Pardon my Muggle thoughts, but with the release of Harry Potter and the Goblet of Fire a year and a half ago, the film series was starting to gasp under its own weight. That film, in particular, had problems with pacing, and seemed to pause once in a while just so the special effects folks could show off their newest toys.
Of course, the trick with any film -- never mind one that must please devoted fans, newcomers, youngsters, oldsters and everyone in between -- is to tell a good story. The best news about Harry Potter and the Order of the Phoenix, the fifth film made from J.K. Rowling's wildly successful books, is that the practically unwieldy source material -- clocking in at just under 900 pages -- has been turned into a terrific movie adaptation of what was already a good story.
Oh, the pesky Potter purists aren't going to be happy that so many details have been left out, that some of this character and some of another now morphs into a new one. But the same people will be the first to realize that scriptwriter Michael Goldenberg (Peter Pan, Contact) has kept the flavor, the feeling, and the gist of the story intact. They'll also eventually admit that British TV director David Yates (who's already been signed to direct Harry Potter and the Half-Blood Prince), has done a masterful job of making the film zip by in just over two hours, all the while keeping viewers mesmerized.
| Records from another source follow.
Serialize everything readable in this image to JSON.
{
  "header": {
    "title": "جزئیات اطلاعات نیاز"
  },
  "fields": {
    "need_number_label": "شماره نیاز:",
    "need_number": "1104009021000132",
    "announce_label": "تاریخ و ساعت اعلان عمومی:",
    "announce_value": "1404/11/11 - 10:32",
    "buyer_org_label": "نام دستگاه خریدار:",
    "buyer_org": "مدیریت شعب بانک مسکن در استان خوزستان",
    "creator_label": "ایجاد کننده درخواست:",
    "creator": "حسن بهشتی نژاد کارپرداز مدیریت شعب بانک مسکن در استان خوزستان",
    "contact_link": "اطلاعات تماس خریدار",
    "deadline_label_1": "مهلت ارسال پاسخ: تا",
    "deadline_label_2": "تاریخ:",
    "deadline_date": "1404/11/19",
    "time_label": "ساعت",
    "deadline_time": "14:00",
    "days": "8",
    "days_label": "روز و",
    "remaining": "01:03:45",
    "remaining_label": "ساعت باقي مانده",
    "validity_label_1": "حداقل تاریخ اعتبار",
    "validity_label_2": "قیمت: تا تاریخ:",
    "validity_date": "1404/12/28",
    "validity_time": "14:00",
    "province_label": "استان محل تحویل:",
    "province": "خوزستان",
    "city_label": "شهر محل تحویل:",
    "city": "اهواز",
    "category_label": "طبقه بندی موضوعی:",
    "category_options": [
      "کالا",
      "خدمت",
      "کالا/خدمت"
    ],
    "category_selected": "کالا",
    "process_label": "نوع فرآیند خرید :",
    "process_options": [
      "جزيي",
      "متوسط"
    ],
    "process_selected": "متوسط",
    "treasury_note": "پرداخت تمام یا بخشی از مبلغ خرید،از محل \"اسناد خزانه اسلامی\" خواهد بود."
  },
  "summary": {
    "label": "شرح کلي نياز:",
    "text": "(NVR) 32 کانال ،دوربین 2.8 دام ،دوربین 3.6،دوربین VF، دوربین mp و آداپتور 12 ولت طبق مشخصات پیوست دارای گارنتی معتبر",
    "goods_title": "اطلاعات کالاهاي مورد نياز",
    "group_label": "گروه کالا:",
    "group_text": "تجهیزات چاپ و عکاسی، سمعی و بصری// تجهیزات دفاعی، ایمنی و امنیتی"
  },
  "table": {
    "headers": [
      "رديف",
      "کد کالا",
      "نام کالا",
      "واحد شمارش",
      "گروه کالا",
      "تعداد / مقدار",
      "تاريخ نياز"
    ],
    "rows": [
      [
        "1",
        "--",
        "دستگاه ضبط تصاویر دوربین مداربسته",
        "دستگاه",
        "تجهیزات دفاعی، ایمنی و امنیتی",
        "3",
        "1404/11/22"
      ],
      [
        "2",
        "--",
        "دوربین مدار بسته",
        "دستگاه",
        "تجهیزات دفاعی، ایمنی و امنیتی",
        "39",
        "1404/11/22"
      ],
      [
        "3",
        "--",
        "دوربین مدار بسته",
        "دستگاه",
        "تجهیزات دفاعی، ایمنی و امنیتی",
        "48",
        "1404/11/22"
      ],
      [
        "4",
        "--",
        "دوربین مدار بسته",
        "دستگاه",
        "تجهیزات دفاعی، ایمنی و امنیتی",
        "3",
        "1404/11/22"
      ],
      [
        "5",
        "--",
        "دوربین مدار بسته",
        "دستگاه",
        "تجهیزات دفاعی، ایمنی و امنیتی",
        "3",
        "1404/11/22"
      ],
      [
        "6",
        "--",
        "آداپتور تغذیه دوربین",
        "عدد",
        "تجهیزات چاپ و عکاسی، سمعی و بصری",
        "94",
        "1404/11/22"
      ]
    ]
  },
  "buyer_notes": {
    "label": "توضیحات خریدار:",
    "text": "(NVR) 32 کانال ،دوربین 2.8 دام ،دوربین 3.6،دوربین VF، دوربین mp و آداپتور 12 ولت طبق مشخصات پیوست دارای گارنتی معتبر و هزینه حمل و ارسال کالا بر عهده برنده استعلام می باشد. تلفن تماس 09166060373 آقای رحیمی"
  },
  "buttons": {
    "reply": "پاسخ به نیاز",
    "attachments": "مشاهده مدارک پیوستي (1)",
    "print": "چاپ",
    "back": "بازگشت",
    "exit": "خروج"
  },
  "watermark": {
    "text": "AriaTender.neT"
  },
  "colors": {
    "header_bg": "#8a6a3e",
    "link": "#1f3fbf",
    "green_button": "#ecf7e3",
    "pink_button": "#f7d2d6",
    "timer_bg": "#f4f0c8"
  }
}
A brief warning: This one starts, in terrifying manner, on a hot summer day in London, with Harry (Daniel Radcliffe) and the loathsome Dudley Dursley (Harry Melling) being attacked by flying shrouded Dementors, who are bent on sucking the life force out of them. Harry may save the day, but his actions lead to a hearing at the Ministry of Magic, at which there will be a decision about his possible expulsion from Hogwarts.
It's at this point that the film, while staying firmly within fantasy territory, takes a couple of side turns into horror (involving Lord Voldemort and a handful of other creatures) and politics (involving a fight for control between Michael Gambon's now-secretive Prof. Dumbledore and the arrogant, foolish, Dick Cheney-like Minister Fudge, played by Robert Hardy).
The usual gang of characters remains in place, with Harry, Ron (Rupert Grint), and the ever-more-fetching Hermione (Emma Watson) at its center, though the sprawling story deals less with the triad's friendship than it has in previous installments. But many of the other main characters, especially Hagrid (Robbie Coltrane), Prof. McGonagall (Maggie Smith), and Severus Snape (Alan Rickman), are given a bit of short shrift in order to make room for some new folks, most notably the bright, peppy, smiling, and vile Dolores Umbridge (scene-stealing Imelda Staunton), the newest teacher at Hogwarts. She's as much as an adversary for Harry as is Voldemort.
In a film filled with wondrous and, as has come to be expected, charmingly old-fashioned, visuals -- funny little creatures, words on newspapers moving around -- one of the most unnerving moments is the brief sight of Voldemort (Ralph Fiennes) in a suit and tie. The script first asks us if that startling image is just something that's in Harry's addled head, then bases much of the plot on what else is in there, why Harry's so confused, and what it all has to do with Voldemort.
Though Radcliffe has lost the look of innocence that made his character so effective in the early films, he still manages to put on a convincing look of wonder when Harry happens upon a new piece of magic. This is by far Radcliffe's strongest and most emotional performance -- he even keeps up with the velvet-throated and always amazing Rickman in an intense, wildly cinematic scene in which pieces of each character's past are revealed.
Yes, a new side of Hermione is shown; yes, there is a first kiss for Harry; yes, a major player is killed off; and yes, Harry's desperate question -- "What's happening to me?" -- is answered, though it's an answer he really doesn't want to hear.
The only real problem most people are going to have with the film is that it's so good, they'll wish it could have been a little longer.